(Records for processing begins)

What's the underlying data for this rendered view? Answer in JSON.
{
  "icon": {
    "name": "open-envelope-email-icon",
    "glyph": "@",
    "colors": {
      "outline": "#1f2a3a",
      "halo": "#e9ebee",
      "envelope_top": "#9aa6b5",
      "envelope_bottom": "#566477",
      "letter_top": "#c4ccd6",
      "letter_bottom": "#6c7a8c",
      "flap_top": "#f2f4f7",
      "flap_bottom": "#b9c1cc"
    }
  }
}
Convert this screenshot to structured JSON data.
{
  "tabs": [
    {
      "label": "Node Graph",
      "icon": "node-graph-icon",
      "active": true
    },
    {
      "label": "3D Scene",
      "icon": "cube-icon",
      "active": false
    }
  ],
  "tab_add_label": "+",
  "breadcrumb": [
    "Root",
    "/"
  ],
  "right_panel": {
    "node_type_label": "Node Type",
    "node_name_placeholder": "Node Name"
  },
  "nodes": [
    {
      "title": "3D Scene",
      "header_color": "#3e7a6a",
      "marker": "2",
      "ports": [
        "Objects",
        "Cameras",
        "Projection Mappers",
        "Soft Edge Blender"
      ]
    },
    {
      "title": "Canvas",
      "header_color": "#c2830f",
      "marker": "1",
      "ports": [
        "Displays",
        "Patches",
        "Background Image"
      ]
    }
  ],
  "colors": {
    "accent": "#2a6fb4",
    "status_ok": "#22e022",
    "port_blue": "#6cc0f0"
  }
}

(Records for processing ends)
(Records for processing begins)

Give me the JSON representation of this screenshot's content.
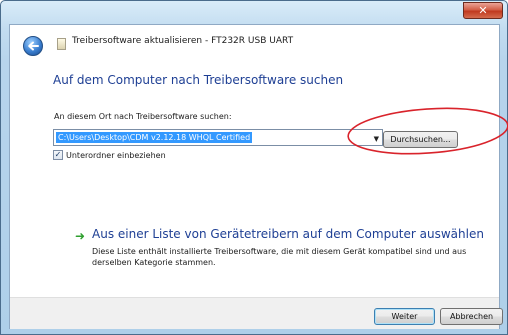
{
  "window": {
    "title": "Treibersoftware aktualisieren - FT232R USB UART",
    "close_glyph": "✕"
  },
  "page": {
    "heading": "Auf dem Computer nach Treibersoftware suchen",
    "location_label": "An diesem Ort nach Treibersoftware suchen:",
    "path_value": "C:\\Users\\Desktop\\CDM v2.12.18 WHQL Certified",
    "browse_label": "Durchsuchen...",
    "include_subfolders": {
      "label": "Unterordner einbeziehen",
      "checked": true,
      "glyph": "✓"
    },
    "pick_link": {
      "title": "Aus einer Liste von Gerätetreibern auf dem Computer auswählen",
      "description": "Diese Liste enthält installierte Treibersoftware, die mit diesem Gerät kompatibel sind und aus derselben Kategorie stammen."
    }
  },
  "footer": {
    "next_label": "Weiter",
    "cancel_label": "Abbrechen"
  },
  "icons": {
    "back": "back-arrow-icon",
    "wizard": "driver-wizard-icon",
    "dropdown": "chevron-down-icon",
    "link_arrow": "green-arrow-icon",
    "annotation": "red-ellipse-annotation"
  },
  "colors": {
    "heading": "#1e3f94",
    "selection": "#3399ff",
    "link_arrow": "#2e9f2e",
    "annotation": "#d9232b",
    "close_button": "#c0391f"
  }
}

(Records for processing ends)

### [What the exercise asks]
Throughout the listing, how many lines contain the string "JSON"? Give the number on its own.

### [Exercise output]
3